    “The fact is that climate scepticism cherishes the same scientific principles that gave birth to the catastrophic AGW theory. It argues that AGW theory and the policy responses it urges are wrong because the scientific method in this particular field is incorrectly/insufficiently applied. Climate scepticism does not take its cues from the Bible or the Koran like creationists do when they argue against evolution. Of course, no one expects the AGW faithful to care about this distinction. It gives them comfort to think and portray climate sceptics as Bible-bashing loonies similar to those in the 19th Century.”

    So why don’t you show forth your understanding of those scientific principles by using them to explain to us why we are wrong in holding to “AGW theory”? Is it the effects of atmospheric CO2 on visible and infrared light that we’ve misunderstood? Please, enlighten us.
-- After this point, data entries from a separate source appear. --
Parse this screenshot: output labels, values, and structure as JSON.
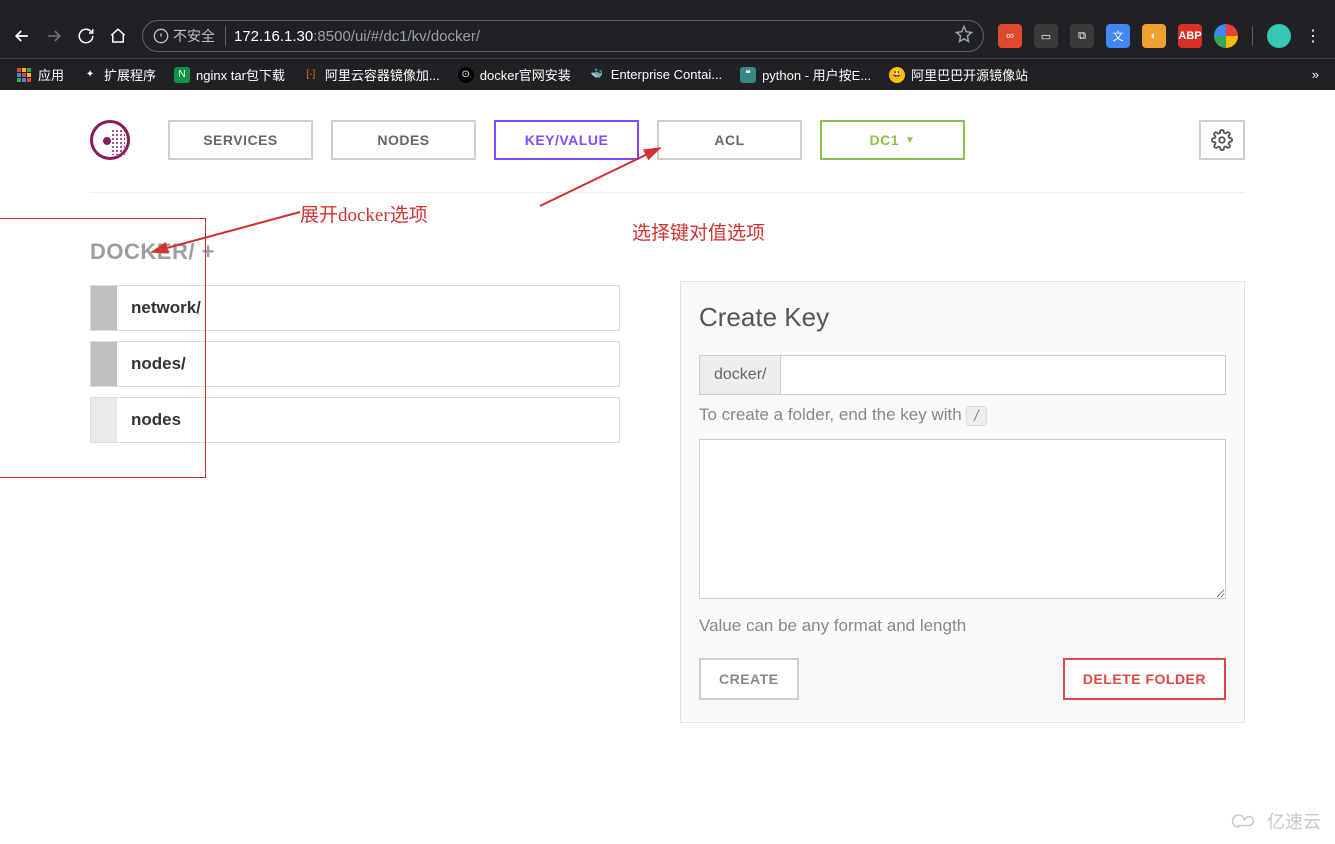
{
  "browser": {
    "security_label": "不安全",
    "url_host": "172.16.1.30",
    "url_port": ":8500",
    "url_path": "/ui/#/dc1/kv/docker/"
  },
  "bookmarks": {
    "apps": "应用",
    "items": [
      {
        "label": "扩展程序"
      },
      {
        "label": "nginx tar包下载"
      },
      {
        "label": "阿里云容器镜像加..."
      },
      {
        "label": "docker官网安装"
      },
      {
        "label": "Enterprise Contai..."
      },
      {
        "label": "python - 用户按E..."
      },
      {
        "label": "阿里巴巴开源镜像站"
      }
    ]
  },
  "nav": {
    "services": "SERVICES",
    "nodes": "NODES",
    "keyvalue": "KEY/VALUE",
    "acl": "ACL",
    "dc": "DC1"
  },
  "annotations": {
    "expand": "展开docker选项",
    "select_kv": "选择键对值选项"
  },
  "kv": {
    "breadcrumb": "DOCKER/",
    "plus": "+",
    "items": [
      {
        "name": "network/",
        "folder": true
      },
      {
        "name": "nodes/",
        "folder": true
      },
      {
        "name": "nodes",
        "folder": false
      }
    ]
  },
  "form": {
    "title": "Create Key",
    "prefix": "docker/",
    "hint_pre": "To create a folder, end the key with ",
    "hint_code": "/",
    "value_hint": "Value can be any format and length",
    "create": "CREATE",
    "delete": "DELETE FOLDER"
  },
  "watermark": "亿速云"
}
    Oh, by the way: It’s “Bible-thumping”, not “Bible-bashing.” The latter implies lack of belief in holy writ.

  55. sHx's doppelganger says:

    “So why don’t you show forth your understanding of…”

    I can’t show my understanding of anything on this blog anymore because whatever I post began to disappear into the ether. Can you help solve that mystery for us?

    “Oh, by the way: It’s “Bible-thumping”, not “Bible-bashing.” The latter implies lack of belief in holy writ.”

    Yeah, American English rools, dude!

  56. doubting Thomas says:

    Well, I clearly see I’ve come to the wrong place for assistance on this subject. After checking credentials as advised, I see everyone here is a philosopher and not even a scientist.

    [snip]

    [JR: You didn't do much checking. I am a physicist by training.]

  57. doubting Thomas says:

    Good. Then we’re ALL DQ’d! Thanks for the help.
    BS Chem 75; MS ChE 81; MBA 89